Lawyers and Judges Presiding over a Breakdown of Basic Justice

Christopher Alleva
The claims for injuries allegedly caused by the painkiller Vioxx have seemed rather dubious to me. It always felt like another example of justice run amok with the judges and lawyers involved subverting the process for personal gain.  A ruling by the Texas Court of Appeals yesterday overturning a  $32 million award to the widow of 71-year-old man whose death was linked to the drug appears to affirm this view. 

The judges ruled the widow did not prove that his brief use of Vioxx caused two blood clots that they claim triggered his heart attack. Also, they concluded that there was insufficient evidence to rule out his long-standing heart disease and other chronic ailments as the cause of his fatal heart attack. The man took Vioxx for less than a month.

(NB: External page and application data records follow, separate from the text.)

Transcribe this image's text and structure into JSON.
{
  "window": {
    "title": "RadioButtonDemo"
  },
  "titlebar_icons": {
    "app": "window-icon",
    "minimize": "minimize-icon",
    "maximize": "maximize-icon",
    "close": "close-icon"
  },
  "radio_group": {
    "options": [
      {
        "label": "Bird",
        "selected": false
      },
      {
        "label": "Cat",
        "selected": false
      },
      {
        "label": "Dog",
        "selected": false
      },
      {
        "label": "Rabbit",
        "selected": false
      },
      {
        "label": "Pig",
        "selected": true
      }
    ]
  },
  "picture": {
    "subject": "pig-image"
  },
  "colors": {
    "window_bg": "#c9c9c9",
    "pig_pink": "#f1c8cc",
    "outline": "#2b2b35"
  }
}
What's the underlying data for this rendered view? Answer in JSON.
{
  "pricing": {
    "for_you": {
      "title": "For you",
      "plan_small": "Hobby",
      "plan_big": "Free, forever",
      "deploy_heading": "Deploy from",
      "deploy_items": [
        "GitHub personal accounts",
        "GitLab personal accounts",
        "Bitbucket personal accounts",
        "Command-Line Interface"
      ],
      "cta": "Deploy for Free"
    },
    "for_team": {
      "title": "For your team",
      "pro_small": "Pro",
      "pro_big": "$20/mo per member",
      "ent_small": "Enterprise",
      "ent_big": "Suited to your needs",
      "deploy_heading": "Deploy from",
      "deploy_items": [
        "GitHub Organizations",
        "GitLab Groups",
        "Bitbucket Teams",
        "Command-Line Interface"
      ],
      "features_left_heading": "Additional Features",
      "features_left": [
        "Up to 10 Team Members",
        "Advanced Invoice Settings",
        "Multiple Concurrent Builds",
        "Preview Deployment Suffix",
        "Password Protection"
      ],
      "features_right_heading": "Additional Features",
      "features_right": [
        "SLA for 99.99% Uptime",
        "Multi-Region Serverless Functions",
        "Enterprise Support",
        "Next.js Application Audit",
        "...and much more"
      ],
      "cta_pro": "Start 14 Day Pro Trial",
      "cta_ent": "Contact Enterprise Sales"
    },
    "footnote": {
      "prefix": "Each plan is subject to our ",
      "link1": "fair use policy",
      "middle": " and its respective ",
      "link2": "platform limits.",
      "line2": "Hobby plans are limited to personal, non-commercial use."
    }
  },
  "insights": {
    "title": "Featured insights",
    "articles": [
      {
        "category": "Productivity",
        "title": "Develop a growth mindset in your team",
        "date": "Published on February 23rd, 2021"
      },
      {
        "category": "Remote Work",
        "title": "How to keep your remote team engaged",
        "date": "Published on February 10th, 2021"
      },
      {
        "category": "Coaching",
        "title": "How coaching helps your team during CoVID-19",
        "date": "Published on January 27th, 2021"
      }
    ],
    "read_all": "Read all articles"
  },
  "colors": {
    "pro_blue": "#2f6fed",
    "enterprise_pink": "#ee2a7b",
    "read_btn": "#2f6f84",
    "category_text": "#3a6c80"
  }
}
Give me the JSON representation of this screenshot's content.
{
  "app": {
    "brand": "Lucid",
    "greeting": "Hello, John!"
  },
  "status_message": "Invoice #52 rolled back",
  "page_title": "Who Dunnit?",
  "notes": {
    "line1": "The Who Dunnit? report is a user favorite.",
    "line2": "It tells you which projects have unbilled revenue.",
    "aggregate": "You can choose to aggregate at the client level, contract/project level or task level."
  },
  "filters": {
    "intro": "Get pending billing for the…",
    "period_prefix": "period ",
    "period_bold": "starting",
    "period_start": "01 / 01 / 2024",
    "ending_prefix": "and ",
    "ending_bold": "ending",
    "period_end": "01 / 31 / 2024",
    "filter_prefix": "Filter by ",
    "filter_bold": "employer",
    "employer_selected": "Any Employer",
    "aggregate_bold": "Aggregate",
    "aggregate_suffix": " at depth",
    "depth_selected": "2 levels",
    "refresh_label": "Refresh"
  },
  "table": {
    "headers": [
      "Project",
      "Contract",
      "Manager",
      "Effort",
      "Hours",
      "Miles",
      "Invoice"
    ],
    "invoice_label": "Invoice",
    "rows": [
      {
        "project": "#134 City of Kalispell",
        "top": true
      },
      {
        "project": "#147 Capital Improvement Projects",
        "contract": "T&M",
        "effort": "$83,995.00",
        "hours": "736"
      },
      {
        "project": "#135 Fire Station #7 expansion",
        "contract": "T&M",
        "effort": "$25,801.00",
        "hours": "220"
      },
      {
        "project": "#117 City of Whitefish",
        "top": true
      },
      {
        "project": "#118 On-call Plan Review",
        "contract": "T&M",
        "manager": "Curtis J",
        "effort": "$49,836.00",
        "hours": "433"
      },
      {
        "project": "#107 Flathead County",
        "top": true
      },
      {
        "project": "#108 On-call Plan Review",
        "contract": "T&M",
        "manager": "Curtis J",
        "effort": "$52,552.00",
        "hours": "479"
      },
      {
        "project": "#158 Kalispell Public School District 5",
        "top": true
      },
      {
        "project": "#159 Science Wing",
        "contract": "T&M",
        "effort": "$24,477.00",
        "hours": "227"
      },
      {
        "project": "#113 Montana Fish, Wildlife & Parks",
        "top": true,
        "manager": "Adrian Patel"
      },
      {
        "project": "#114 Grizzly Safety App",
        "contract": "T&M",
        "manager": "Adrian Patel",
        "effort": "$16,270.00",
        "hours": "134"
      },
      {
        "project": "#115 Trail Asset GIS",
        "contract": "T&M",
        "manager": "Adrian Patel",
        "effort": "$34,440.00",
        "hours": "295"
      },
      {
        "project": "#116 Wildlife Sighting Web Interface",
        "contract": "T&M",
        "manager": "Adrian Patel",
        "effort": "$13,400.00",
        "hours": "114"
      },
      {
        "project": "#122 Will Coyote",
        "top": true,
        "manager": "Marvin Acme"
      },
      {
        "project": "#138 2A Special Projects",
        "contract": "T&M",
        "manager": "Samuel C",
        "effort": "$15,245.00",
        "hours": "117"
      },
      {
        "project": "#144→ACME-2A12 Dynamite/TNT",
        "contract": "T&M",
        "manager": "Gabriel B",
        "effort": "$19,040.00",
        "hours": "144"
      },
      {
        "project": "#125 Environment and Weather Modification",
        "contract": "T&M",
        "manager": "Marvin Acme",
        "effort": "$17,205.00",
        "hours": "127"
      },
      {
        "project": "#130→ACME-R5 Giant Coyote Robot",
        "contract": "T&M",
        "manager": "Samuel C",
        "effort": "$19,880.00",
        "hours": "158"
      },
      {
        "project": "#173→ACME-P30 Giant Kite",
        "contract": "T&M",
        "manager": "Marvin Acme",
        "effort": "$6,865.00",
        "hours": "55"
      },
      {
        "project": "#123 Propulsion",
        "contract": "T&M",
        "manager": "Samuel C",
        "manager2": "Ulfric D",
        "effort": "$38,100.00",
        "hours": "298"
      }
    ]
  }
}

This case doesn't even pass the laugh test. The man was 71 years old with a history of chronic heart disease and he only took the drug for a couple of weeks. You don't need to be a blood relative of Dr.Jonas Salk and Chief Justice John Roberts to immediately conclude the claim is frivolous.  At 71 after a near fatal heat attack this man was probably a walking specimen (that is if he was even ambulatory) of every disease and affliction known to man.

Lawyers that pursue this kind of perverted justice should be sanctioned and disbarred and judges that allow cases like this in their courtroom should be removed and disbarred. Clearly, the Superior courts have been much to lax in their supervision of the lower courts. Most states vest their highest court the power to oversee lower courts. At the Federal level the Chief Justice also has the responsibility to oversee the administration of the entire federal judiciary. In 1922, Congress established the
Judicial Conference of the United States, the governing body for the administration of the federal judicial system. As chair of the conference, the chief justice presides over the conference's biannual meeting, manages the agenda, and appoints committees.

Evidently, the Chief doesn't understand the serious and systemic problems afflicting the  courts that is undermining basic justice and the administration of laws. Other than some esoteric speech I can't recall any substantive action by this conference in my lifetime.
The claims for injuries allegedly caused by the painkiller Vioxx have seemed rather dubious to me. It always felt like another example of justice run amok with the judges and lawyers involved subverting the process for personal gain.  A ruling by the Texas Court of Appeals yesterday overturning a  $32 million award to the widow of 71-year-old man whose death was linked to the drug appears to affirm this view. 

The judges ruled the widow did not prove that his brief use of Vioxx caused two blood clots that they claim triggered his heart attack. Also, they concluded that there was insufficient evidence to rule out his long-standing heart disease and other chronic ailments as the cause of his fatal heart attack. The man took Vioxx for less than a month.

This case doesn't even pass the laugh test. The man was 71 years old with a history of chronic heart disease and he only took the drug for a couple of weeks. You don't need to be a blood relative of Dr.Jonas Salk and Chief Justice John Roberts to immediately conclude the claim is frivolous.  At 71 after a near fatal heat attack this man was probably a walking specimen (that is if he was even ambulatory) of every disease and affliction known to man.

Lawyers that pursue this kind of perverted justice should be sanctioned and disbarred and judges that allow cases like this in their courtroom should be removed and disbarred. Clearly, the Superior courts have been much to lax in their supervision of the lower courts. Most states vest their highest court the power to oversee lower courts. At the Federal level the Chief Justice also has the responsibility to oversee the administration of the entire federal judiciary. In 1922, Congress established the
Judicial Conference of the United States, the governing body for the administration of the federal judicial system. As chair of the conference, the chief justice presides over the conference's biannual meeting, manages the agenda, and appoints committees.

Evidently, the Chief doesn't understand the serious and systemic problems afflicting the  courts that is undermining basic justice and the administration of laws. Other than some esoteric speech I can't recall any substantive action by this conference in my lifetime.